→ Exercise requirements: Only the lines containing "placeholder" belong in the answer; find them in the material below.

→ Source data:
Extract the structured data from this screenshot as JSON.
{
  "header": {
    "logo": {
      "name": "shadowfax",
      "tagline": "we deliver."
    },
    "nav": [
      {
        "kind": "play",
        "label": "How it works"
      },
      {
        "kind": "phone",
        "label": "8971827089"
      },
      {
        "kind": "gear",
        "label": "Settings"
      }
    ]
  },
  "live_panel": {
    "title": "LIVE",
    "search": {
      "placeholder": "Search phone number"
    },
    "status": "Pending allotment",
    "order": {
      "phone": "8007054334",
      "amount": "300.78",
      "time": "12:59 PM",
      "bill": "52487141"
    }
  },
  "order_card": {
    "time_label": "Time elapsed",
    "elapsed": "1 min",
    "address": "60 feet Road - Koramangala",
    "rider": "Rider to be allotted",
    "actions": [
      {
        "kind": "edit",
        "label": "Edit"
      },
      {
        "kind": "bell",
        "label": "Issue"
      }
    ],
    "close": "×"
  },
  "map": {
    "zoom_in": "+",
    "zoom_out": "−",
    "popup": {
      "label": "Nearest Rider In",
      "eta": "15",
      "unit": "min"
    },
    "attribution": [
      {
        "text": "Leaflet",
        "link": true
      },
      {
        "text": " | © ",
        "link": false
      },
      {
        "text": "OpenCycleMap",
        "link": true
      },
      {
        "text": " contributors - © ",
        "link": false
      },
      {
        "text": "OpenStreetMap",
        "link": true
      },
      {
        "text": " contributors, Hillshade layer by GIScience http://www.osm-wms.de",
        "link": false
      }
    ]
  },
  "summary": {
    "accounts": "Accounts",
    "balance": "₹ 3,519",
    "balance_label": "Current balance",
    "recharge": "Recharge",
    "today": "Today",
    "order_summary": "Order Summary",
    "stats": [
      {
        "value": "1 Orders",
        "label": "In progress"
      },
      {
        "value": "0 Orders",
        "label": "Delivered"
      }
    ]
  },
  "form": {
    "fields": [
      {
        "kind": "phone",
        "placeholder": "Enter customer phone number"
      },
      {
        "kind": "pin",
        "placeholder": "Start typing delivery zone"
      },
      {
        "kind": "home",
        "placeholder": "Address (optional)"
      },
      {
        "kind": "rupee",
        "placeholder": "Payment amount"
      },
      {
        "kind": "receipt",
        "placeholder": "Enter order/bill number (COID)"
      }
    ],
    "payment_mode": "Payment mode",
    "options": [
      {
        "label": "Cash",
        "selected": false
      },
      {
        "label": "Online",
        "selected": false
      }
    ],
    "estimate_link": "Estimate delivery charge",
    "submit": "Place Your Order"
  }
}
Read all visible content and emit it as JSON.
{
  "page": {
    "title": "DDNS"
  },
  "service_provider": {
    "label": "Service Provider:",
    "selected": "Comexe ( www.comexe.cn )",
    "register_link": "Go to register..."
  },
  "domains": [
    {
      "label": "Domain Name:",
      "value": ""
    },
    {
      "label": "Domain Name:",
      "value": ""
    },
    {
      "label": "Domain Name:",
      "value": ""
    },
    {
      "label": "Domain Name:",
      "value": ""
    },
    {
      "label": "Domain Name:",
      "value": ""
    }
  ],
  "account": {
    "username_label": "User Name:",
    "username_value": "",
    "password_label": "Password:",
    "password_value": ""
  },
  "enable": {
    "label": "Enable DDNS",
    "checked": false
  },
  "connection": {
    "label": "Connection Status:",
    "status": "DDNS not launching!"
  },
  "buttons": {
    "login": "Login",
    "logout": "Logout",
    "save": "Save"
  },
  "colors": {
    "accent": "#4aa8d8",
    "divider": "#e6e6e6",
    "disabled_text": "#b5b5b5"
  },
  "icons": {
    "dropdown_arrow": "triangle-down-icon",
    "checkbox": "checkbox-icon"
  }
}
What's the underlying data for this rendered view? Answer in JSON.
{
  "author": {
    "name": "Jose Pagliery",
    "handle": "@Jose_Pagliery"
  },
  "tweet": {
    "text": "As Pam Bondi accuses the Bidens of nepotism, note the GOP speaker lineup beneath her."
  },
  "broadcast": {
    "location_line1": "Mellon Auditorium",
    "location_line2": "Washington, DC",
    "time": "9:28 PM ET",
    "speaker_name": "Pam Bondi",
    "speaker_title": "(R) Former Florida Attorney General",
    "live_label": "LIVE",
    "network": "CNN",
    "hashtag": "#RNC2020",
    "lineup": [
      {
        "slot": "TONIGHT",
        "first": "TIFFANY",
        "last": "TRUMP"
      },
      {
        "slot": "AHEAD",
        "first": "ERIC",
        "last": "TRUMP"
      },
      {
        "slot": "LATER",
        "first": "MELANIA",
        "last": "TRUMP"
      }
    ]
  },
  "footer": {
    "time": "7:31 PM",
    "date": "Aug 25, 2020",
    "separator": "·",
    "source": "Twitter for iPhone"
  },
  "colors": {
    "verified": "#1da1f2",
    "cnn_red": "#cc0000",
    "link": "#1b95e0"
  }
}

→ Reply:
      "placeholder": "Search phone number"
        "placeholder": "Enter customer phone number"
        "placeholder": "Start typing delivery zone"
        "placeholder": "Address (optional)"
        "placeholder": "Payment amount"
        "placeholder": "Enter order/bill number (COID)"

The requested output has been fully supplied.